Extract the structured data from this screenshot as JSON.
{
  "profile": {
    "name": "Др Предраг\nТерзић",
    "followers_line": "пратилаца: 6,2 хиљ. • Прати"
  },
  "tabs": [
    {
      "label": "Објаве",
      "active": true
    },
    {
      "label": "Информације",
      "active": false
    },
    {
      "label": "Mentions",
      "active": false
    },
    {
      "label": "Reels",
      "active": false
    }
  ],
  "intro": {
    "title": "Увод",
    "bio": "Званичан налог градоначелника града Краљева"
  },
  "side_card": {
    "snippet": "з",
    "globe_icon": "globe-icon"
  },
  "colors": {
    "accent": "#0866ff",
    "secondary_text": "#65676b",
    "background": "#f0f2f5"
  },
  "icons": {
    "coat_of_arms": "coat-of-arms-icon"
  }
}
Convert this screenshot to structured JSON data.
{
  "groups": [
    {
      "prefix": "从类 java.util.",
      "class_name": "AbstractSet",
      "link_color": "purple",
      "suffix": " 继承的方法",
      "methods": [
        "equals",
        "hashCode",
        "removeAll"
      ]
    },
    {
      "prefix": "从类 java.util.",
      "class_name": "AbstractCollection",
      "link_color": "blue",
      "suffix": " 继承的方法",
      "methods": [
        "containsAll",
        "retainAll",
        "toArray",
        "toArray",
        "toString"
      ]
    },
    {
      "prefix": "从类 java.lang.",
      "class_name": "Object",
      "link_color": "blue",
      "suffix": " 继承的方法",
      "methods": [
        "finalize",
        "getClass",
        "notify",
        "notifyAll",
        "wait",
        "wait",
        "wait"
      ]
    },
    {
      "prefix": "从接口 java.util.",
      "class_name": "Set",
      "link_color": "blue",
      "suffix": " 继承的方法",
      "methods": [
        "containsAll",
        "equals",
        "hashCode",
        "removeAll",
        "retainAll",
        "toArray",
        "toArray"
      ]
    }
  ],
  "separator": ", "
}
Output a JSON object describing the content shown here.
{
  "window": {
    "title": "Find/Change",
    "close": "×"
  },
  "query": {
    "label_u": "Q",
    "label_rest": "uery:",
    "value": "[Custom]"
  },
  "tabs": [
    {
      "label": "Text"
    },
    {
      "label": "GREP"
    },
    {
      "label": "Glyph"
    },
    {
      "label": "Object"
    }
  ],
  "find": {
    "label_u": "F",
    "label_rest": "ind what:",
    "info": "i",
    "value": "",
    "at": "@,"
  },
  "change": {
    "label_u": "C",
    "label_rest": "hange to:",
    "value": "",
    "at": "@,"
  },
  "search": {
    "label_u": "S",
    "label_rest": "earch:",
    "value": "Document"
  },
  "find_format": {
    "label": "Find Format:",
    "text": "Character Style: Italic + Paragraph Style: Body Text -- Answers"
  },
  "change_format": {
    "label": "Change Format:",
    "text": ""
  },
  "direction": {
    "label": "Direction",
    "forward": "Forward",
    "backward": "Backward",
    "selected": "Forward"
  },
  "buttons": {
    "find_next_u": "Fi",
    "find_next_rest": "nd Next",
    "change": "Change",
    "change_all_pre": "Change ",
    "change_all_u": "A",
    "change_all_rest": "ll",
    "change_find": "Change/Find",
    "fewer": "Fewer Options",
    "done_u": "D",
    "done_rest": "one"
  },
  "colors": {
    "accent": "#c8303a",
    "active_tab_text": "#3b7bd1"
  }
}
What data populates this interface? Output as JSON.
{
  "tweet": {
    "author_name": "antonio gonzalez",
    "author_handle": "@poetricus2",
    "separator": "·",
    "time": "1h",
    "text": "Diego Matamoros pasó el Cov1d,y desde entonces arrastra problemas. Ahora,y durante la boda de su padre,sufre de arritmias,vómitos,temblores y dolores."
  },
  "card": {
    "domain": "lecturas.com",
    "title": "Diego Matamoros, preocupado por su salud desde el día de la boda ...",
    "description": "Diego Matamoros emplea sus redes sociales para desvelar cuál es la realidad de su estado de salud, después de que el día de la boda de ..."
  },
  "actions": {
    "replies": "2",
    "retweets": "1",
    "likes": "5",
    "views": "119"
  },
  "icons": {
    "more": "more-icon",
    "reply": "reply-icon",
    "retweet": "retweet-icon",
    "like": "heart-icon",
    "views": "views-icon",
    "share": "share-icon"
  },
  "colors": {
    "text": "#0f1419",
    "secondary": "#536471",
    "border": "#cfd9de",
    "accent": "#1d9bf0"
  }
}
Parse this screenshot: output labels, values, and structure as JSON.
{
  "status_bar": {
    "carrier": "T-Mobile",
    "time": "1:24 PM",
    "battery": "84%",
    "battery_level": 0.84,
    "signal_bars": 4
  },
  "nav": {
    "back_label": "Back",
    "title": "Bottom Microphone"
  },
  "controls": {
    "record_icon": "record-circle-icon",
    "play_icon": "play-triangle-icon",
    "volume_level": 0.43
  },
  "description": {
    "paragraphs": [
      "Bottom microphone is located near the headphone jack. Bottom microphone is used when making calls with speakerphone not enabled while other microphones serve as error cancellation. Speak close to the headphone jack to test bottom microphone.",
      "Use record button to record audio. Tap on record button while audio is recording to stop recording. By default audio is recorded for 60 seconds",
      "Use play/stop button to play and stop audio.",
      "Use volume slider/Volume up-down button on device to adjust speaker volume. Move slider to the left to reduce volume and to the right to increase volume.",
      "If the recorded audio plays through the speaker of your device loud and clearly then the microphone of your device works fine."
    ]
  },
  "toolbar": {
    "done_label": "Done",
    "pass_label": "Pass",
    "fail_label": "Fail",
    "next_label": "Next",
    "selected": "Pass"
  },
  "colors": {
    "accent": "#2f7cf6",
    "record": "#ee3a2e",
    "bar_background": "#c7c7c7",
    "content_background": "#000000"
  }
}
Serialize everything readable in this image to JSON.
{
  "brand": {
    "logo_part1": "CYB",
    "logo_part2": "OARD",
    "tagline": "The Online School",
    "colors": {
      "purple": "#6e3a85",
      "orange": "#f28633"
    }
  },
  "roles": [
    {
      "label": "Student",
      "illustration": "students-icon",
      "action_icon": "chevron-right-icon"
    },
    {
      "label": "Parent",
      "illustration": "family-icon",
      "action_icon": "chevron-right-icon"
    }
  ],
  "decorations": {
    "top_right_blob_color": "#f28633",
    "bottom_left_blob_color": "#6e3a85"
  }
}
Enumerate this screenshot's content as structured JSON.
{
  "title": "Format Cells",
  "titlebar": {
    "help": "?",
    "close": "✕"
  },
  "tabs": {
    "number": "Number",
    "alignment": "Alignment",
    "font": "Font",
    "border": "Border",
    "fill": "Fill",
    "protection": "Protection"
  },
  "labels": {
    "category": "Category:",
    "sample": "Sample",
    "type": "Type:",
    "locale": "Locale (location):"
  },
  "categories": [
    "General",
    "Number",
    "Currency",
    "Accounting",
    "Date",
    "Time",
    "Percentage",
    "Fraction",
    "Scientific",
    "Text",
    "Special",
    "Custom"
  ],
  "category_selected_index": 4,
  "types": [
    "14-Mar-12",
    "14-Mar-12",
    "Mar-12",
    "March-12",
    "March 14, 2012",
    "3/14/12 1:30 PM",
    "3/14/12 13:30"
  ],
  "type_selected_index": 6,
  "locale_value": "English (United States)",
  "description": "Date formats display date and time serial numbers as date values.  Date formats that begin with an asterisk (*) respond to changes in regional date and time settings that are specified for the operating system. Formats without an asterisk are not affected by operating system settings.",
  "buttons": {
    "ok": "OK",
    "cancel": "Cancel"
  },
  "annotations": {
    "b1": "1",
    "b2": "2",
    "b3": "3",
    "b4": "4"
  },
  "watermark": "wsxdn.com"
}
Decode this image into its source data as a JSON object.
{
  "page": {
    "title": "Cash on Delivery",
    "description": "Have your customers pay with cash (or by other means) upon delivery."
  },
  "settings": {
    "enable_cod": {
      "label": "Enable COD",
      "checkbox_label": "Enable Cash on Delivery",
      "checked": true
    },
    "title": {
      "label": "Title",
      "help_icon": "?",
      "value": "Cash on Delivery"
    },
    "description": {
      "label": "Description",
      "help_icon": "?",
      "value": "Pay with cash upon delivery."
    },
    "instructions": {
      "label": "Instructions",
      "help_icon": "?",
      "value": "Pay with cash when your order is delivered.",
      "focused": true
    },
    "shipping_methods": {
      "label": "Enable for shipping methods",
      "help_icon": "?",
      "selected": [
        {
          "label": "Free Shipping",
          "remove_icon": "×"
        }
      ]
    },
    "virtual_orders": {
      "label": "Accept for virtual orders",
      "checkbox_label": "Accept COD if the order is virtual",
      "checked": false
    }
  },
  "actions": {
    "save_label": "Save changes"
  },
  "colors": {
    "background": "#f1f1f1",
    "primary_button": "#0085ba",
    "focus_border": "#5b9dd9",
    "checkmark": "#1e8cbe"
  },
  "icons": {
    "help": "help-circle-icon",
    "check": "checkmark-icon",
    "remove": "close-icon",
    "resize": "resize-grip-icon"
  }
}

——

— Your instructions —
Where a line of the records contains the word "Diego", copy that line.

— Written response —
    "text": "Diego Matamoros pasó el Cov1d,y desde entonces arrastra problemas. Ahora,y durante la boda de su padre,sufre de arritmias,vómitos,temblores y dolores."
    "title": "Diego Matamoros, preocupado por su salud desde el día de la boda ...",
    "description": "Diego Matamoros emplea sus redes sociales para desvelar cuál es la realidad de su estado de salud, después de que el día de la boda de ..."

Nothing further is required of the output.